Task directions:
Go through the data and retrieve each line that includes the string "Apprentice".

Given data:
↓↓↓

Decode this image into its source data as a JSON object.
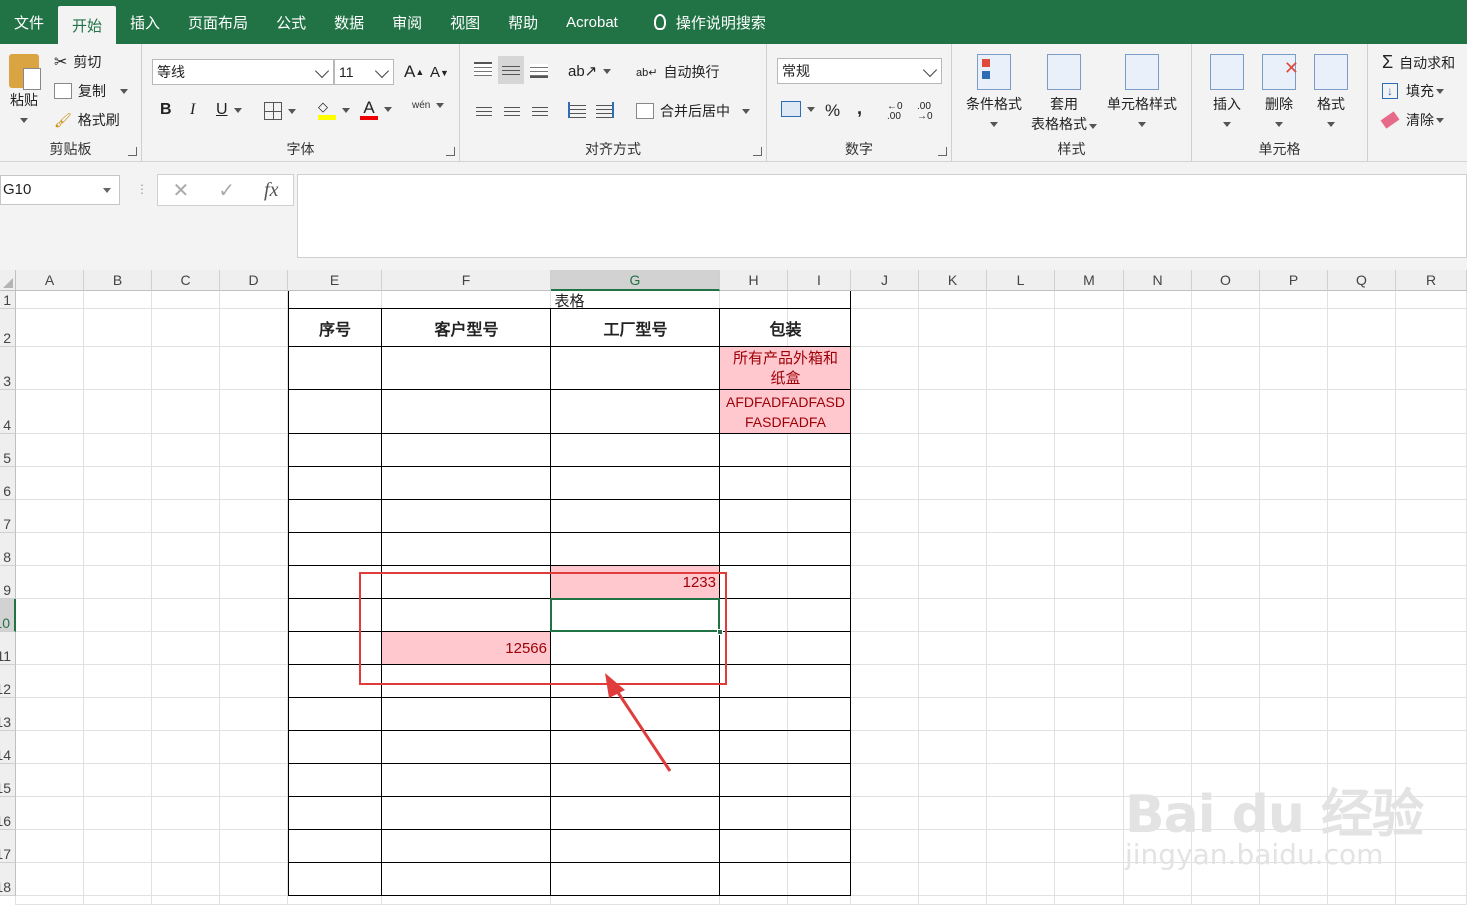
{
  "menu": {
    "tabs": [
      "文件",
      "开始",
      "插入",
      "页面布局",
      "公式",
      "数据",
      "审阅",
      "视图",
      "帮助",
      "Acrobat"
    ],
    "active": "开始",
    "search": "操作说明搜索"
  },
  "ribbon": {
    "clipboard": {
      "label": "剪贴板",
      "paste": "粘贴",
      "cut": "剪切",
      "copy": "复制",
      "format_painter": "格式刷"
    },
    "font": {
      "label": "字体",
      "name": "等线",
      "size": "11",
      "bold": "B",
      "italic": "I",
      "underline": "U",
      "grow": "A",
      "shrink": "A",
      "phonetic": "wén"
    },
    "alignment": {
      "label": "对齐方式",
      "wrap": "自动换行",
      "merge": "合并后居中"
    },
    "number": {
      "label": "数字",
      "format": "常规",
      "percent": "%",
      "comma": ",",
      "inc_decimal": "←0 .00",
      "dec_decimal": ".00 →0"
    },
    "styles": {
      "label": "样式",
      "conditional": "条件格式",
      "table_format": "套用",
      "table_format2": "表格格式",
      "cell_styles": "单元格样式"
    },
    "cells": {
      "label": "单元格",
      "insert": "插入",
      "delete": "删除",
      "format": "格式"
    },
    "editing": {
      "autosum": "自动求和",
      "fill": "填充",
      "clear": "清除"
    }
  },
  "formula_bar": {
    "name_box": "G10",
    "cancel": "✕",
    "enter": "✓",
    "fx": "fx",
    "content": ""
  },
  "columns": [
    "A",
    "B",
    "C",
    "D",
    "E",
    "F",
    "G",
    "H",
    "I",
    "J",
    "K",
    "L",
    "M",
    "N",
    "O",
    "P",
    "Q",
    "R"
  ],
  "selected_column": "G",
  "rows": [
    "1",
    "2",
    "3",
    "4",
    "5",
    "6",
    "7",
    "8",
    "9",
    "10",
    "11",
    "12",
    "13",
    "14",
    "15",
    "16",
    "17",
    "18"
  ],
  "selected_row": "10",
  "table": {
    "title": "表格",
    "headers": [
      "序号",
      "客户型号",
      "工厂型号",
      "包装"
    ],
    "h3": "所有产品外箱和纸盒",
    "h4": "AFDFADFADFASDFASDFADFA",
    "g9": "1233",
    "f11": "12566"
  },
  "colors": {
    "accent": "#217346",
    "highlight_fill": "#ffc7ce",
    "highlight_text": "#9c0006",
    "annotation": "#e03c3c"
  },
  "watermark": {
    "brand": "Bai du 经验",
    "url": "jingyan.baidu.com"
  }
}
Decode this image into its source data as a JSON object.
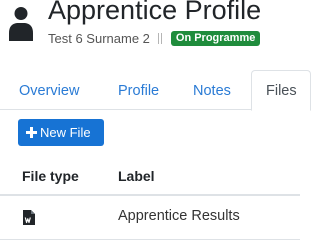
{
  "header": {
    "title": "Apprentice Profile",
    "subtitle_name": "Test 6 Surname 2",
    "status_badge": "On Programme",
    "status_badge_color": "#1f8c3c",
    "icon": "person-icon"
  },
  "tabs": [
    {
      "label": "Overview",
      "active": false
    },
    {
      "label": "Profile",
      "active": false
    },
    {
      "label": "Notes",
      "active": false
    },
    {
      "label": "Files",
      "active": true
    }
  ],
  "toolbar": {
    "new_file_label": "New File",
    "new_file_icon": "plus-icon",
    "accent_color": "#1773d4"
  },
  "files_table": {
    "columns": [
      "File type",
      "Label"
    ],
    "rows": [
      {
        "file_type_icon": "word-document-icon",
        "label": "Apprentice Results"
      }
    ]
  }
}
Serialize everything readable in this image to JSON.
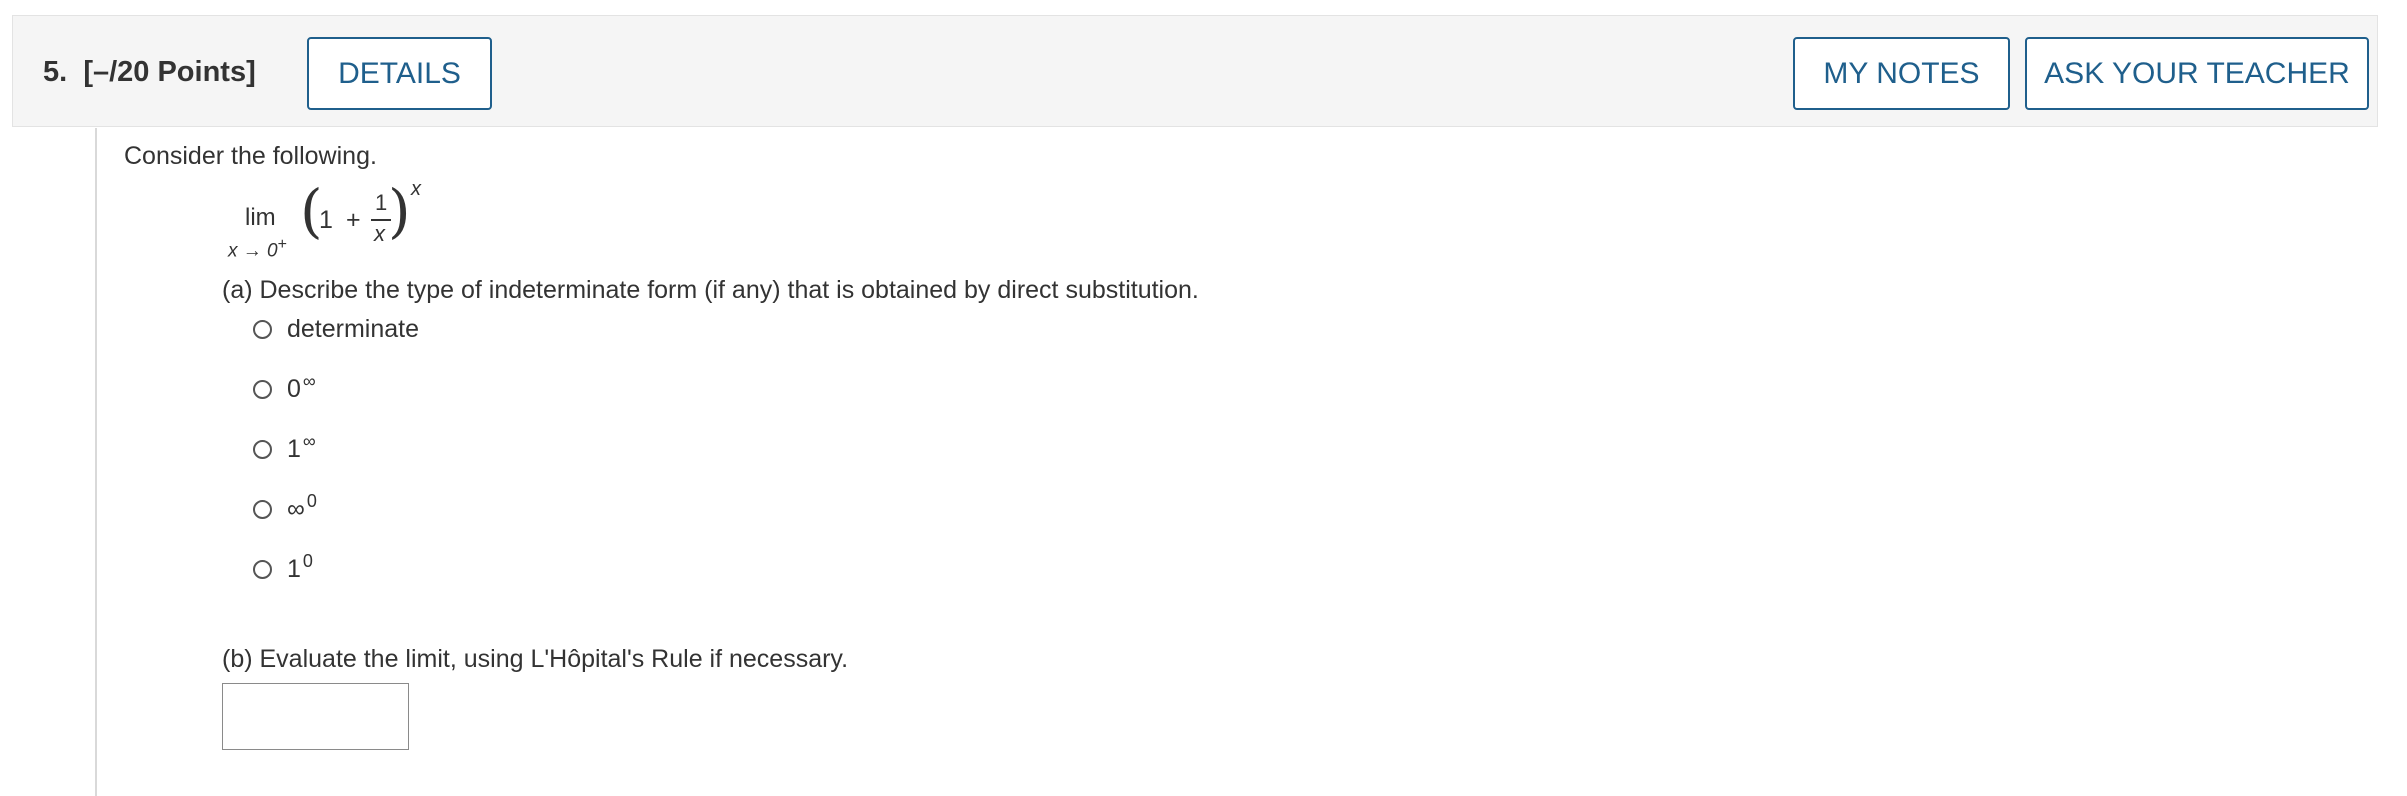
{
  "question": {
    "number": "5.",
    "points": "[–/20 Points]"
  },
  "header": {
    "details_label": "DETAILS",
    "my_notes_label": "MY NOTES",
    "ask_teacher_label": "ASK YOUR TEACHER"
  },
  "colors": {
    "accent": "#1f5f8c",
    "header_bg": "#f5f5f5",
    "text": "#333333"
  },
  "intro_text": "Consider the following.",
  "expression": {
    "lim": "lim",
    "approach": "x → 0",
    "approach_side": "+",
    "one": "1",
    "plus": "+",
    "numerator": "1",
    "denominator": "x",
    "exponent": "x",
    "paren_left": "(",
    "paren_right": ")"
  },
  "part_a": {
    "prompt": "(a) Describe the type of indeterminate form (if any) that is obtained by direct substitution.",
    "options": [
      {
        "base": "determinate",
        "sup": ""
      },
      {
        "base": "0",
        "sup": "∞"
      },
      {
        "base": "1",
        "sup": "∞"
      },
      {
        "base": "∞",
        "sup": "0"
      },
      {
        "base": "1",
        "sup": "0"
      }
    ],
    "selected": null
  },
  "part_b": {
    "prompt": "(b) Evaluate the limit, using L'Hôpital's Rule if necessary.",
    "answer_value": ""
  }
}
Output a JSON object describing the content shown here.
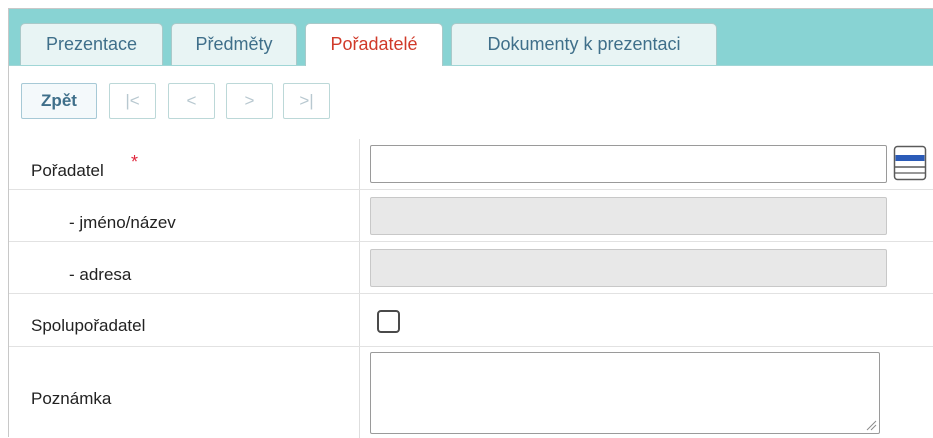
{
  "tabs": [
    {
      "label": "Prezentace",
      "active": false
    },
    {
      "label": "Předměty",
      "active": false
    },
    {
      "label": "Pořadatelé",
      "active": true
    },
    {
      "label": "Dokumenty k prezentaci",
      "active": false
    }
  ],
  "toolbar": {
    "back_label": "Zpět",
    "first_label": "|<",
    "prev_label": "<",
    "next_label": ">",
    "last_label": ">|"
  },
  "form": {
    "poradatel": {
      "label": "Pořadatel",
      "required_mark": "*",
      "value": ""
    },
    "jmeno": {
      "label": "- jméno/název",
      "value": ""
    },
    "adresa": {
      "label": "- adresa",
      "value": ""
    },
    "spoluporadatel": {
      "label": "Spolupořadatel",
      "checked": false
    },
    "poznamka": {
      "label": "Poznámka",
      "value": ""
    }
  },
  "colors": {
    "tab_bar": "#88d3d3",
    "active_tab_text": "#d03a2a",
    "tab_text": "#3f6f8a",
    "required": "#e0253c",
    "picker_blue": "#2b5bb8"
  },
  "icons": {
    "picker": "list-picker-icon",
    "resize": "resize-handle-icon"
  }
}
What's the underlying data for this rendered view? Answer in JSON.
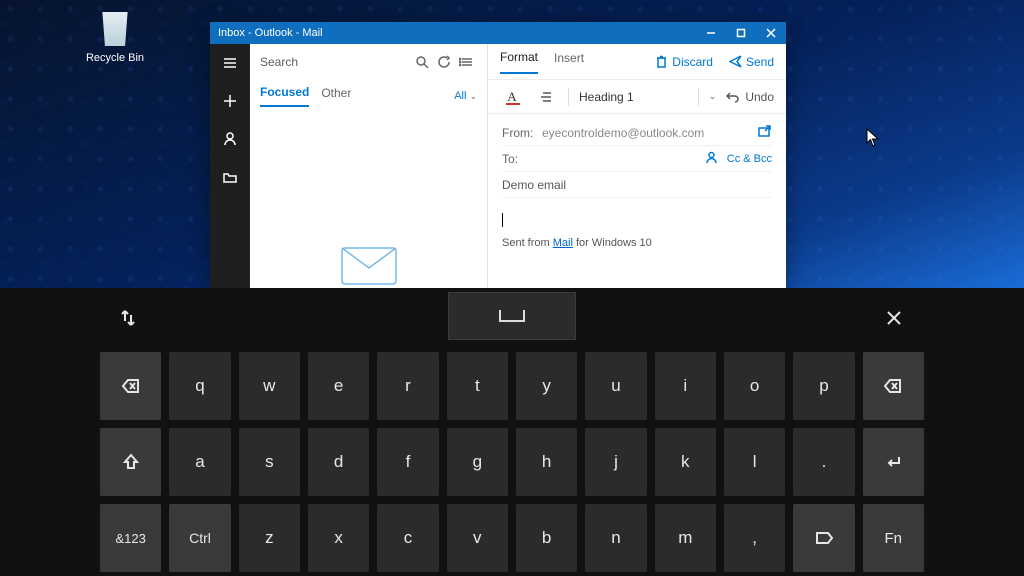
{
  "desktop": {
    "recycle_bin_label": "Recycle Bin"
  },
  "mail": {
    "title": "Inbox - Outlook - Mail",
    "search_placeholder": "Search",
    "tabs": {
      "focused": "Focused",
      "other": "Other"
    },
    "all_filter": "All",
    "compose_tabs": {
      "format": "Format",
      "insert": "Insert"
    },
    "discard": "Discard",
    "send": "Send",
    "heading": "Heading 1",
    "undo": "Undo",
    "from_label": "From:",
    "from_value": "eyecontroldemo@outlook.com",
    "to_label": "To:",
    "cc_bcc": "Cc & Bcc",
    "subject": "Demo email",
    "signature_prefix": "Sent from ",
    "signature_link": "Mail",
    "signature_suffix": " for Windows 10"
  },
  "keyboard": {
    "row1": [
      "q",
      "w",
      "e",
      "r",
      "t",
      "y",
      "u",
      "i",
      "o",
      "p"
    ],
    "row2": [
      "a",
      "s",
      "d",
      "f",
      "g",
      "h",
      "j",
      "k",
      "l",
      "."
    ],
    "row3_sym": "&123",
    "row3_ctrl": "Ctrl",
    "row3": [
      "z",
      "x",
      "c",
      "v",
      "b",
      "n",
      "m",
      ","
    ],
    "row3_fn": "Fn"
  }
}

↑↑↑

Task output:
    "title": "Apprentice Profile",
        "label": "Apprentice Results"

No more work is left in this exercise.